Brains for Dementia Research has centres at London, Manchester, Oxford and Cardiff. People who have pledged to donate their brains will be monitored each year.
People over 65 who are interested in contributing to dementia research by donating their brain should contact Dr Gillian Hayes at King’s College London at bdr.officekcl.ac or 020 7848 8377 for more information. Please also visit the website BrainsForDementiaResearch
- All figures, unless otherwise stated, are from YouGov Plc. Total sample size was 2021 adults. Fieldwork was undertaken 25th – 28th September 2009. The survey was carried out online. The figures have been weighted and are representative of all GB adults (aged 18+).
- Respondents were asked:
Which, if any, of the following medical donation options are you aware of? [Please tick all that apply]
Hearts to be used for transplants
Corneas to be used for transplants
Skin to be used for transplants
Brains to be used for dementia research
Whole bodies for medical science
None of these
Yes, I believe they have given consent
No, I do not believe they have given consent
How likely, if at all, would you be to pledge your brain for dementia research after your death?
Not very likely
Not at all likely;
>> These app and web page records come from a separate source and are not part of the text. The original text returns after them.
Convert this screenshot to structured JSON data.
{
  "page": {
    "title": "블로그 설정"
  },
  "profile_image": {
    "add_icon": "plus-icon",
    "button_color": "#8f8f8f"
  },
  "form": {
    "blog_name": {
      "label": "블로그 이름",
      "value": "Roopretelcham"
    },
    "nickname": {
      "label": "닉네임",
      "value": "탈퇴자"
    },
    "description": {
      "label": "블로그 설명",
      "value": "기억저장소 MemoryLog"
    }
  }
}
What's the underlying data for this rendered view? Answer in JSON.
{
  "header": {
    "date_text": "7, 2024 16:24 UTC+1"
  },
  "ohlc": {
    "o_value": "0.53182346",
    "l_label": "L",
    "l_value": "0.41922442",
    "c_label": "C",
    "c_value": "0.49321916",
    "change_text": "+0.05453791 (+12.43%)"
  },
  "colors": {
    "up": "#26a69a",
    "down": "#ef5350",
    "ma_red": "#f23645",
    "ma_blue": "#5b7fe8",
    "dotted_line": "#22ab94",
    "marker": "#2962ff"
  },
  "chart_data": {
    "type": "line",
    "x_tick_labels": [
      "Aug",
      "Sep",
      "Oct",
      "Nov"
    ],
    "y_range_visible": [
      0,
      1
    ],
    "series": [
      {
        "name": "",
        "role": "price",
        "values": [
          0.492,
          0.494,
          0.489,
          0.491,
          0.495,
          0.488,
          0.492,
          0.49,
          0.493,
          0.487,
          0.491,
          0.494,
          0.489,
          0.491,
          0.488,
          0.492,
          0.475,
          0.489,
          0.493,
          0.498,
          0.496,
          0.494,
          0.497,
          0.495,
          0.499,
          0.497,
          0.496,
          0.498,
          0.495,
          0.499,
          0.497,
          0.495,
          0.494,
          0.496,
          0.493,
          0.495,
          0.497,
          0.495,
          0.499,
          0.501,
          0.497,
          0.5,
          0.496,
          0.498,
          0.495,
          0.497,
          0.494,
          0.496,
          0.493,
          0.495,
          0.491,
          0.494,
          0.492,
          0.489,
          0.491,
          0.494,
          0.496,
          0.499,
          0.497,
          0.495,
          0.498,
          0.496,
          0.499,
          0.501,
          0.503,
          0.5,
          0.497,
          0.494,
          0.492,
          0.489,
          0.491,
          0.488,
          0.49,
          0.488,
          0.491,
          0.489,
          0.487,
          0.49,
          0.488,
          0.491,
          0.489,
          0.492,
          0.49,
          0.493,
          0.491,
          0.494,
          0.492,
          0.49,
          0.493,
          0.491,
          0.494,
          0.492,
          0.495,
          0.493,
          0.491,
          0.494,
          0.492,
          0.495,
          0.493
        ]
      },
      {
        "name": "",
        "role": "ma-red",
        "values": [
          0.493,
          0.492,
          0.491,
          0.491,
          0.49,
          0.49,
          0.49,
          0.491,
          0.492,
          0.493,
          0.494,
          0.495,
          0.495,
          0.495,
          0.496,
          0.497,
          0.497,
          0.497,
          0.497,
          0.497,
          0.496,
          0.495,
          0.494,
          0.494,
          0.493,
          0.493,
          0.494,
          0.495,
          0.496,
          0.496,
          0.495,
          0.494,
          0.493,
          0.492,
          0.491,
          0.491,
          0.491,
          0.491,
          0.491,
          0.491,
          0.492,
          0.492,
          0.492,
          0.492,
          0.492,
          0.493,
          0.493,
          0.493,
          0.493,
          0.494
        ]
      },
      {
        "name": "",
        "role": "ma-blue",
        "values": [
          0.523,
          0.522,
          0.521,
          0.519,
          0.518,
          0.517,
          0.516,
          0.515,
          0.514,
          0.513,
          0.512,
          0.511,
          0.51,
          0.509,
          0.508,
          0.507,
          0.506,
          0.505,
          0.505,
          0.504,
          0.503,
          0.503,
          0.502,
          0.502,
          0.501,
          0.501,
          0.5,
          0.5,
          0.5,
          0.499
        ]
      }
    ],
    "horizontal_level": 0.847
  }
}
I don’t feel I know enough about it to make a decision
Not applicable, I have already signed up to pledge my brain for dementia research
- King’s College London is one of the top 25 universities in the world (Times Higher Education 2008) and the fourth oldest in England. A research-led university based in the heart of London, King’s has more than 21,000 students from nearly 140 countries, and more than 5,700 employees. King’s is in the second phase of a ??1 billion redevelopment programme which is transforming its estate. For more information, visit kingshealthpartners